The move is likely to result in future layoffs among the plant's 5,000-strong workforce, but how many and when will not be decided until later this year or early 2011, said Boeing spokesman Jerry Drelling.
Workers had been warned in recent months that job losses were possible because of reduced domestic demand for the massive cargo plane, Drelling added.
"We're still completing the analysis of any reduction in workforce, and we're striving to mitigate the impacts on our employees as much as possible," Drelling said. "But it's something that needs to be done given reduced demand domestically and to ensure the aircraft remains affordable in years to come."
The scaling back of production, expected to begin in mid-2011, comes as Boeing aggressively pursues international orders from customers that include India and possibly Saudi Arabia.
India submitted a formal request in January with the Department of Defense to negotiate the purchase of 10 C-17s, but those jets would not likely get built until 2013, forcing Boeing to scale back production to keep the plant operating long enough to secure foreign orders.
"This move allows us to reduce the annual production rate and lay the foundation to extend the line beyond 2012 with new and existing orders, preserving the C-17 as an affordable option for the future requirements of international and domestic customers," Drelling said.
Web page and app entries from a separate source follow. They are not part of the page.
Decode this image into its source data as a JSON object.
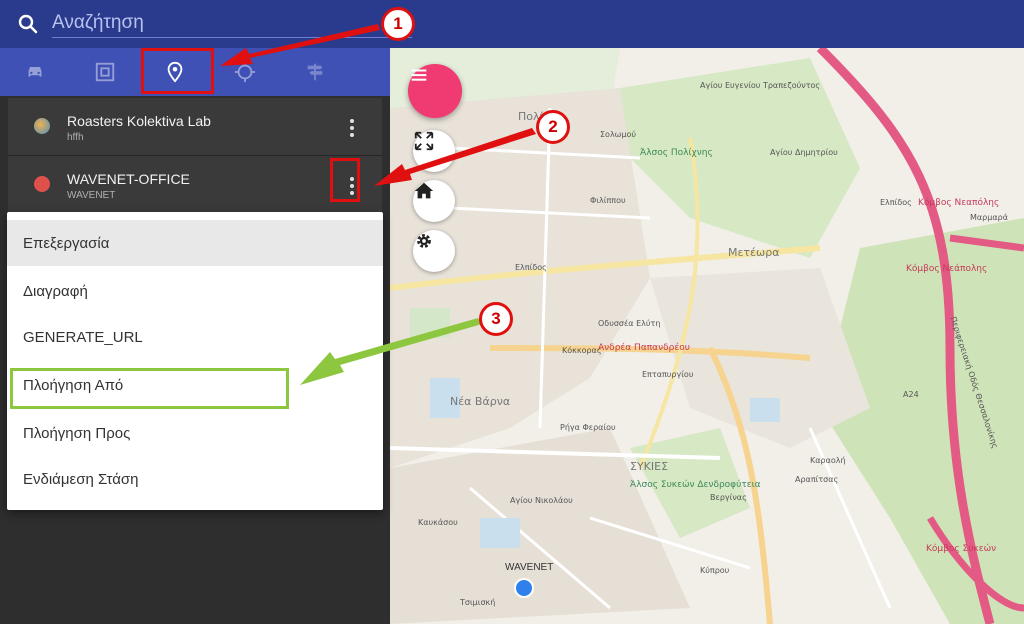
{
  "search": {
    "placeholder": "Αναζήτηση"
  },
  "tabs": [
    {
      "icon": "car-icon"
    },
    {
      "icon": "geofence-icon"
    },
    {
      "icon": "place-marker-icon",
      "selected": true
    },
    {
      "icon": "crosshair-icon"
    },
    {
      "icon": "signpost-icon"
    }
  ],
  "places": [
    {
      "title": "Roasters Kolektiva Lab",
      "subtitle": "hffh",
      "icon_color": "#e08a3c"
    },
    {
      "title": "WAVENET-OFFICE",
      "subtitle": "WAVENET",
      "icon_color": "#e0504a"
    }
  ],
  "context_menu": [
    {
      "label": "Επεξεργασία"
    },
    {
      "label": "Διαγραφή"
    },
    {
      "label": "GENERATE_URL"
    },
    {
      "label": "Πλοήγηση Από"
    },
    {
      "label": "Πλοήγηση Προς"
    },
    {
      "label": "Ενδιάμεση Στάση"
    }
  ],
  "map": {
    "marker_label": "WAVENET",
    "labels": [
      {
        "text": "Πολίχνη",
        "cls": "big"
      },
      {
        "text": "Μετέωρα",
        "cls": "big"
      },
      {
        "text": "Νέα Βάρνα",
        "cls": "big"
      },
      {
        "text": "ΣΥΚΙΕΣ",
        "cls": "big"
      },
      {
        "text": "Άλσος Πολίχνης",
        "cls": "green"
      },
      {
        "text": "Άλσος Συκεών Δενδροφύτεια",
        "cls": "green"
      },
      {
        "text": "Κόμβος Νεαπόλης",
        "cls": "red"
      },
      {
        "text": "Κόμβος Νεάπολης",
        "cls": "red"
      },
      {
        "text": "Κόμβος Συκεών",
        "cls": "red"
      },
      {
        "text": "Ανδρέα Παπανδρέου",
        "cls": "red"
      },
      {
        "text": "Περιφερειακή Οδός Θεσσαλονίκης",
        "cls": ""
      },
      {
        "text": "Ελπίδος",
        "cls": ""
      },
      {
        "text": "Κόκκορας",
        "cls": ""
      },
      {
        "text": "Επταπυργίου",
        "cls": ""
      },
      {
        "text": "Ρήγα Φεραίου",
        "cls": ""
      },
      {
        "text": "Οδυσσέα Ελύτη",
        "cls": ""
      },
      {
        "text": "Σολωμού",
        "cls": ""
      },
      {
        "text": "Φιλίππου",
        "cls": ""
      },
      {
        "text": "Καυκάσου",
        "cls": ""
      },
      {
        "text": "Τσιμισκή",
        "cls": ""
      },
      {
        "text": "Α24",
        "cls": ""
      },
      {
        "text": "Αγίου Ευγενίου Τραπεζούντος",
        "cls": ""
      },
      {
        "text": "Ελπίδος",
        "cls": ""
      },
      {
        "text": "Μαρμαρά",
        "cls": ""
      },
      {
        "text": "Αγίου Δημητρίου",
        "cls": ""
      },
      {
        "text": "Καραολή",
        "cls": ""
      },
      {
        "text": "Αραπίτσας",
        "cls": ""
      },
      {
        "text": "Αγίου Νικολάου",
        "cls": ""
      },
      {
        "text": "Κύπρου",
        "cls": ""
      },
      {
        "text": "Βεργίνας",
        "cls": ""
      }
    ]
  },
  "annotations": [
    {
      "number": "1"
    },
    {
      "number": "2"
    },
    {
      "number": "3"
    }
  ],
  "colors": {
    "topbar": "#2a3a8c",
    "tabbar": "#3f51b5",
    "fab": "#ef3b72",
    "annotation_red": "#e01010",
    "annotation_green": "#8dc63f"
  }
}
Boeing has built 194 C-17s since production began in the early 1990s, and has 38 jets on order, including 29 for the U.S. Air Force, six for the United Arab Emirates, two for Qatar and one for the United Kingdom.
Qatar, which has purchased three C-17s so far, retains the option for two more and is expected to sign a deal in coming months.
Saudi Arabia has also reportedly expressed interest in purchasing several C-17s in coming years, but formal talks have not begun.
Boeing's announcement comes nearly a month after President Barack Obama requested in his proposed 2011 defense budget that domestic funding for the C-17 end, saying the 223 in service and on order are enough for the nation's needs.
President Obama had also sought to end support for the plane last year, but was overridden by the Senate and House, who included $2.5 billion for 10 more C-17s in the final defense budget. Those planes will be built in 2011 and 2012.
Still, given the mood in Washington and President Obama's insistence that funding must end for "unnecessary" military equipment, Boeing has focused increasingly on foreign orders.
To date, the aerospace giant has sold C-17s to Canada, United Kingdom, Qatar, United Arab Emirates and a NATO-led peacekeeping force based in Hungary.
Most of those nations have used the plane for humanitarian missions, including after the recent earthquake in Haiti, where dozens of C-17s from across the globe were called in to deliver tons of medical supplies, food, water, personnel and other relief aid to the devastated island nation.
The plane is favored because of its enormous payload and ability to land on short, unpaved runways.
Just hours before Boeing's announcement Tuesday, Long Beach Councilman Robert Garcia met with Congressmembers in Washington to gauge support for the C-17 as part of a diplomatic mission to the nation's capitol.
"We spent a considerable amount of time talking about the C-17, and my sense is that there remains strong support for keeping the plant open," Garcia said. "(Congress) understand how important this is to Long Beach and to the country. It's a critical asset."
Garcia was joined in Washington by Third District Councilman Gary DeLong and Long Beach Government Affairs Director Tom Modica.
"Ensuring the continuation of the C-17 plant and keeping those 5,000 jobs in Long Beach is my top priority right now," Garcia said. "It's on the top of most of our lists."
Drelling said the production cutback should be sufficient to sustain the line well into 2013. He said the plan is to build 15 jets this year, 13 in 2011 and 10 in 2012.
"We feel it will both buy us more time and help up maintain an affordable price for future orders, as well as giving the (Department of Defense) more time to consider their future airlift needs," Drelling said.